costs budgets

Why the change?  Costs Budgets

Whilst as busy costs draftsmen we have a great deal to be getting on with at present, we can’t help but sometimes look up and wonder at the strange coincidences of life.

Word has it, that the statement of truth required for completion on Costs Budgets precedent H is to be amended in the forthcoming update to the CPR, and some would say softened, to:

 “This budget is a fair and accurate statement of incurred and estimated costs which it  would be reasonable and proportionate for my client to incur in this litigation.”.

The actual purpose behind the amendment is unknown, though the removal of an explicit expression of liability on the part of the client to pay costs, and by extension the indemnity principle, is significant. Is the change perhaps influenced by a belated realisation that under a CFA, a liability to pay costs will not crystalise until the claim has been successfully concluded, or in circumstances otherwise entitling the solicitor to be paid under the terms of the agreement, and so in its present form is perhaps inappropriate in that context? Or does it give an indication of the direction of thought of the rule makers as to the indemnity principle itself?

The happy coincidence of course is the timing, following soon after the decision of the Honourable Mr Justice Stuart-Smith in  BANK OF IRELAND v PHILIP PANK PARTNERSHIP [2014] EWHC 284 (TCC) in which a slightly more relaxed, and we would say sensible, approach was taken to the situation the Claimant’s solicitor found himself in, namely having put his signature only to the words ‘Statement of Truth’ rather than the actual wording of the same. Not every instance of non-compliance will be considered equal with sanction automatically applicable to all, and in a welcome instance of what could be mistaken for common sense, no sanction was considered to apply.

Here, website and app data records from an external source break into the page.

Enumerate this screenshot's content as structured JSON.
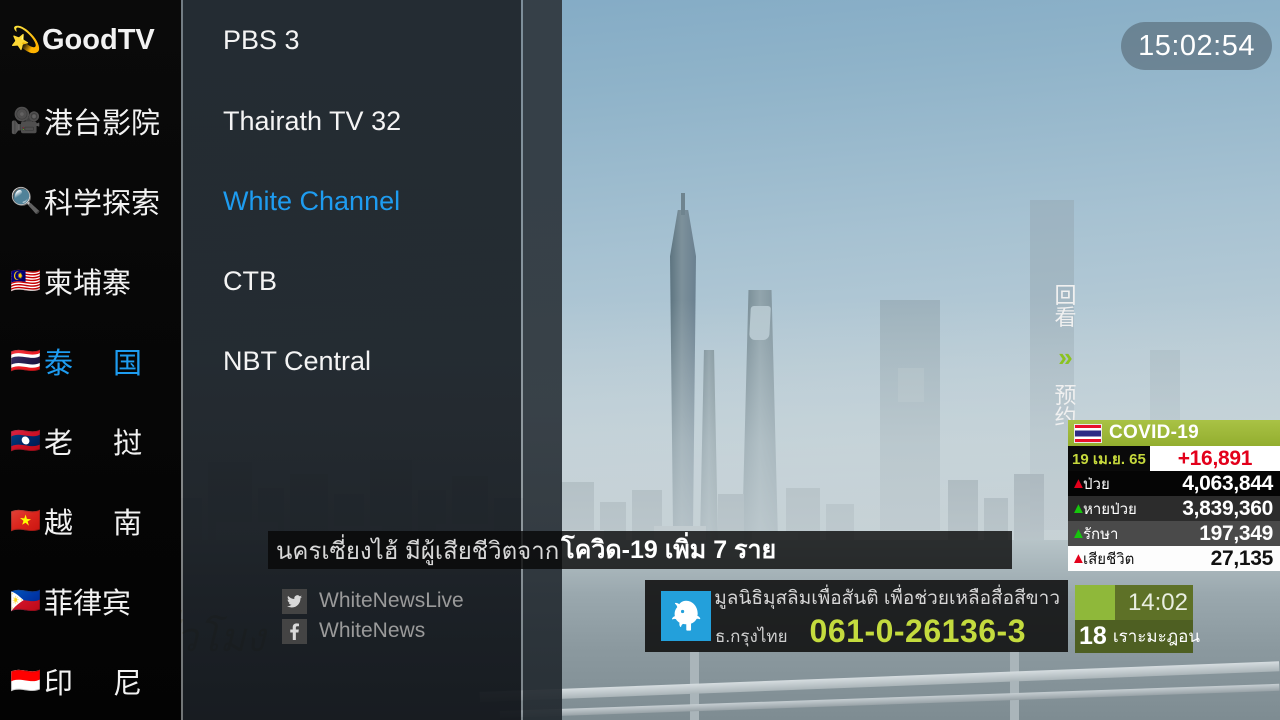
{
  "sidebar": {
    "items": [
      {
        "icon": "comet-icon",
        "glyph": "💫",
        "label": "GoodTV",
        "selected": false,
        "style": "brand"
      },
      {
        "icon": "movie-camera-icon",
        "glyph": "🎥",
        "label": "港台影院",
        "selected": false,
        "style": "normal"
      },
      {
        "icon": "magnifier-icon",
        "glyph": "🔍",
        "label": "科学探索",
        "selected": false,
        "style": "normal"
      },
      {
        "icon": "flag-malaysia-icon",
        "glyph": "🇲🇾",
        "label": "柬埔寨",
        "selected": false,
        "style": "normal"
      },
      {
        "icon": "flag-thailand-icon",
        "glyph": "🇹🇭",
        "label": "泰 国",
        "selected": true,
        "style": "spaced"
      },
      {
        "icon": "flag-laos-icon",
        "glyph": "🇱🇦",
        "label": "老 挝",
        "selected": false,
        "style": "spaced"
      },
      {
        "icon": "flag-vietnam-icon",
        "glyph": "🇻🇳",
        "label": "越 南",
        "selected": false,
        "style": "spaced"
      },
      {
        "icon": "flag-philippines-icon",
        "glyph": "🇵🇭",
        "label": "菲律宾",
        "selected": false,
        "style": "normal"
      },
      {
        "icon": "flag-indonesia-icon",
        "glyph": "🇮🇩",
        "label": "印 尼",
        "selected": false,
        "style": "spaced"
      }
    ]
  },
  "channels": {
    "items": [
      {
        "label": "PBS 3",
        "selected": false
      },
      {
        "label": "Thairath TV 32",
        "selected": false
      },
      {
        "label": "White Channel",
        "selected": true
      },
      {
        "label": "CTB",
        "selected": false
      },
      {
        "label": "NBT Central",
        "selected": false
      }
    ]
  },
  "sidepad": {
    "replay_label": "回看",
    "chevron_glyph": "»",
    "reserve_label": "预约"
  },
  "clock": {
    "time": "15:02:54"
  },
  "covid": {
    "title": "COVID-19",
    "flag": "flag-thailand-icon",
    "date": "19 เม.ย. 65",
    "new_cases": "+16,891",
    "rows": [
      {
        "arrow": "up-red",
        "label": "ป่วย",
        "value": "4,063,844"
      },
      {
        "arrow": "up-green",
        "label": "หายป่วย",
        "value": "3,839,360"
      },
      {
        "arrow": "up-green",
        "label": "รักษา",
        "value": "197,349"
      },
      {
        "arrow": "up-red",
        "label": "เสียชีวิต",
        "value": "27,135"
      }
    ]
  },
  "program": {
    "time": "14:02",
    "progress_percent": 34,
    "number": "18",
    "name": "เราะมะฎอน"
  },
  "ticker": {
    "text_normal": "นครเซี่ยงไฮ้ มีผู้เสียชีวิตจาก",
    "text_bold": "โควิด-19 เพิ่ม 7 ราย"
  },
  "social": {
    "twitter": {
      "icon": "twitter-icon",
      "glyph": "🐦",
      "handle": "WhiteNewsLive"
    },
    "facebook": {
      "icon": "facebook-icon",
      "glyph": "f",
      "handle": "WhiteNews"
    }
  },
  "bank": {
    "logo": "krungthai-bank-logo",
    "logo_glyph": "🕊",
    "title": "มูลนิธิมุสลิมเพื่อสันติ เพื่อช่วยเหลือสื่อสีขาว",
    "bank_name": "ธ.กรุงไทย",
    "account": "061-0-26136-3"
  },
  "watermark": {
    "text": "ต้นชั่วโมง"
  },
  "colors": {
    "accent_blue": "#1e9cf0",
    "covid_header_green": "#a9c245",
    "progress_green": "#8fb83a",
    "account_green": "#c4db3e",
    "alert_red": "#e3001b",
    "up_green": "#16c60c"
  }
}
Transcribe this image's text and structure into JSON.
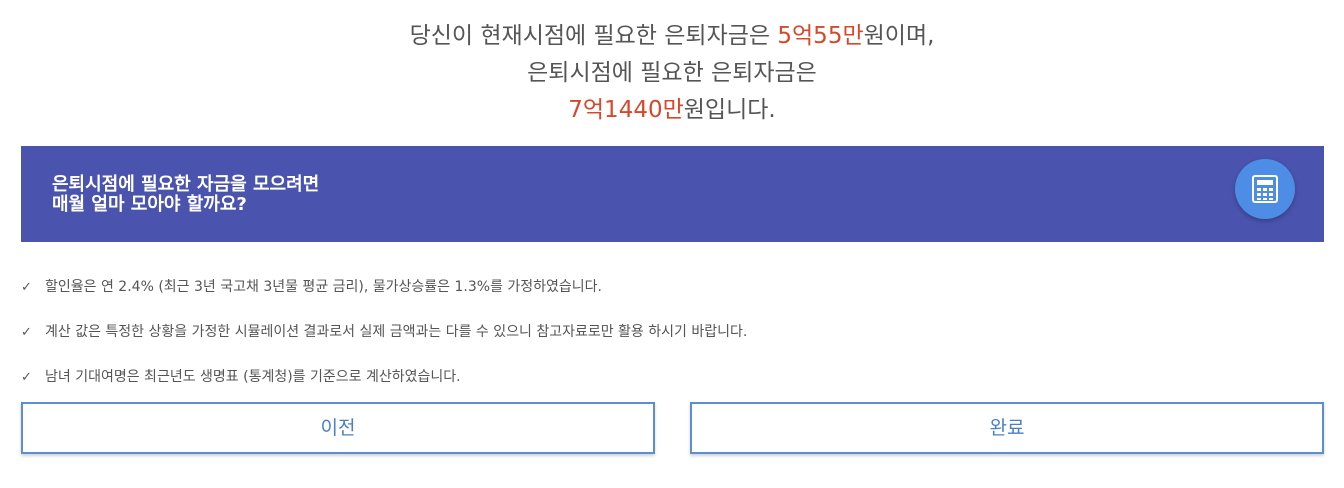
{
  "result": {
    "line1_before": "당신이 현재시점에 필요한 은퇴자금은 ",
    "line1_amount": "5억55만",
    "line1_after": "원이며,",
    "line2": "은퇴시점에 필요한 은퇴자금은",
    "line3_amount": "7억1440만",
    "line3_after": "원입니다."
  },
  "banner": {
    "line1": "은퇴시점에 필요한 자금을 모으려면",
    "line2": "매월 얼마 모아야 할까요?",
    "icon": "calculator-icon",
    "bg_color": "#4a53ae",
    "button_color": "#4e8de6"
  },
  "notes": [
    {
      "icon": "check-icon",
      "text": "할인율은 연 2.4% (최근 3년 국고채 3년물 평균 금리), 물가상승률은 1.3%를 가정하였습니다."
    },
    {
      "icon": "check-icon",
      "text": "계산 값은 특정한 상황을 가정한 시뮬레이션 결과로서 실제 금액과는 다를 수 있으니 참고자료로만 활용 하시기 바랍니다."
    },
    {
      "icon": "check-icon",
      "text": "남녀 기대여명은 최근년도 생명표 (통계청)를 기준으로 계산하였습니다."
    }
  ],
  "buttons": {
    "prev_label": "이전",
    "done_label": "완료",
    "border_color": "#5b8fd0"
  },
  "colors": {
    "highlight": "#d9472b"
  }
}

We can only hope for more instances of the interests of justice triumphing, rather than those of its administration, as we lower our eyes back to more immediate matters in hand.